**Raw data**
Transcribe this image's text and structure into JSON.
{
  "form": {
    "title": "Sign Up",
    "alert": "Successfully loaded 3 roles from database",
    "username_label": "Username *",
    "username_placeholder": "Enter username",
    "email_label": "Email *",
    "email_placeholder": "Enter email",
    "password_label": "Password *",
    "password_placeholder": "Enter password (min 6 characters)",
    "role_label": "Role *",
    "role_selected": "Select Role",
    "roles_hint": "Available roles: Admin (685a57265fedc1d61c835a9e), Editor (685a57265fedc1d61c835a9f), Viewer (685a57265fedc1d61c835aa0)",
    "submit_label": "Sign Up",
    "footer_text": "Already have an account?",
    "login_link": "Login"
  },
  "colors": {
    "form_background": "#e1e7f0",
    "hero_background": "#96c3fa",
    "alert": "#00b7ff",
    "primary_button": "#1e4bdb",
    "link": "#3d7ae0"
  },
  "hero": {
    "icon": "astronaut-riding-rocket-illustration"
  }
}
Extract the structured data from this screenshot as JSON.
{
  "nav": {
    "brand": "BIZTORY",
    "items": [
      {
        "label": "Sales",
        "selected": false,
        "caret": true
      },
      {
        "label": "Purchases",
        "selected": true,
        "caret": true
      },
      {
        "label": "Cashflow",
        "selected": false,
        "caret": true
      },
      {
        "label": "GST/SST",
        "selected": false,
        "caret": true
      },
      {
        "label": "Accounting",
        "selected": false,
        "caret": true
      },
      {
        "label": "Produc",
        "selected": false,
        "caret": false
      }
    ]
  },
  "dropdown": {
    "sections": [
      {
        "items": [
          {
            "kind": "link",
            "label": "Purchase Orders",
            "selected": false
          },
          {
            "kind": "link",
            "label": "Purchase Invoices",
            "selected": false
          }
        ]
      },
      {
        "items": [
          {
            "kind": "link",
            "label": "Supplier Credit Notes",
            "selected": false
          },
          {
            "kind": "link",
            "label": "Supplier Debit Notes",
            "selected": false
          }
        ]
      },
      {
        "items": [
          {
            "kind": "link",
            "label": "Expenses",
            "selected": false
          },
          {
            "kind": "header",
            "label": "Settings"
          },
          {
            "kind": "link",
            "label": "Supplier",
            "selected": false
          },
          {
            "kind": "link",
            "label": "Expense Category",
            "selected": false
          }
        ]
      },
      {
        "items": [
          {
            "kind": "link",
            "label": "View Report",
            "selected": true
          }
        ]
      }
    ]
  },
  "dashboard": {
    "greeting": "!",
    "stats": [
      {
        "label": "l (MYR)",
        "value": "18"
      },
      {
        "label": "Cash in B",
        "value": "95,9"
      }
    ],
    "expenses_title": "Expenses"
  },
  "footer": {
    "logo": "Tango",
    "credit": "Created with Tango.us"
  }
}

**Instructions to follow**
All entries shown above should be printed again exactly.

**Solution to this exercise**
Transcribe this image's text and structure into JSON.
{
  "form": {
    "title": "Sign Up",
    "alert": "Successfully loaded 3 roles from database",
    "username_label": "Username *",
    "username_placeholder": "Enter username",
    "email_label": "Email *",
    "email_placeholder": "Enter email",
    "password_label": "Password *",
    "password_placeholder": "Enter password (min 6 characters)",
    "role_label": "Role *",
    "role_selected": "Select Role",
    "roles_hint": "Available roles: Admin (685a57265fedc1d61c835a9e), Editor (685a57265fedc1d61c835a9f), Viewer (685a57265fedc1d61c835aa0)",
    "submit_label": "Sign Up",
    "footer_text": "Already have an account?",
    "login_link": "Login"
  },
  "colors": {
    "form_background": "#e1e7f0",
    "hero_background": "#96c3fa",
    "alert": "#00b7ff",
    "primary_button": "#1e4bdb",
    "link": "#3d7ae0"
  },
  "hero": {
    "icon": "astronaut-riding-rocket-illustration"
  }
}
Extract the structured data from this screenshot as JSON.
{
  "nav": {
    "brand": "BIZTORY",
    "items": [
      {
        "label": "Sales",
        "selected": false,
        "caret": true
      },
      {
        "label": "Purchases",
        "selected": true,
        "caret": true
      },
      {
        "label": "Cashflow",
        "selected": false,
        "caret": true
      },
      {
        "label": "GST/SST",
        "selected": false,
        "caret": true
      },
      {
        "label": "Accounting",
        "selected": false,
        "caret": true
      },
      {
        "label": "Produc",
        "selected": false,
        "caret": false
      }
    ]
  },
  "dropdown": {
    "sections": [
      {
        "items": [
          {
            "kind": "link",
            "label": "Purchase Orders",
            "selected": false
          },
          {
            "kind": "link",
            "label": "Purchase Invoices",
            "selected": false
          }
        ]
      },
      {
        "items": [
          {
            "kind": "link",
            "label": "Supplier Credit Notes",
            "selected": false
          },
          {
            "kind": "link",
            "label": "Supplier Debit Notes",
            "selected": false
          }
        ]
      },
      {
        "items": [
          {
            "kind": "link",
            "label": "Expenses",
            "selected": false
          },
          {
            "kind": "header",
            "label": "Settings"
          },
          {
            "kind": "link",
            "label": "Supplier",
            "selected": false
          },
          {
            "kind": "link",
            "label": "Expense Category",
            "selected": false
          }
        ]
      },
      {
        "items": [
          {
            "kind": "link",
            "label": "View Report",
            "selected": true
          }
        ]
      }
    ]
  },
  "dashboard": {
    "greeting": "!",
    "stats": [
      {
        "label": "l (MYR)",
        "value": "18"
      },
      {
        "label": "Cash in B",
        "value": "95,9"
      }
    ],
    "expenses_title": "Expenses"
  },
  "footer": {
    "logo": "Tango",
    "credit": "Created with Tango.us"
  }
}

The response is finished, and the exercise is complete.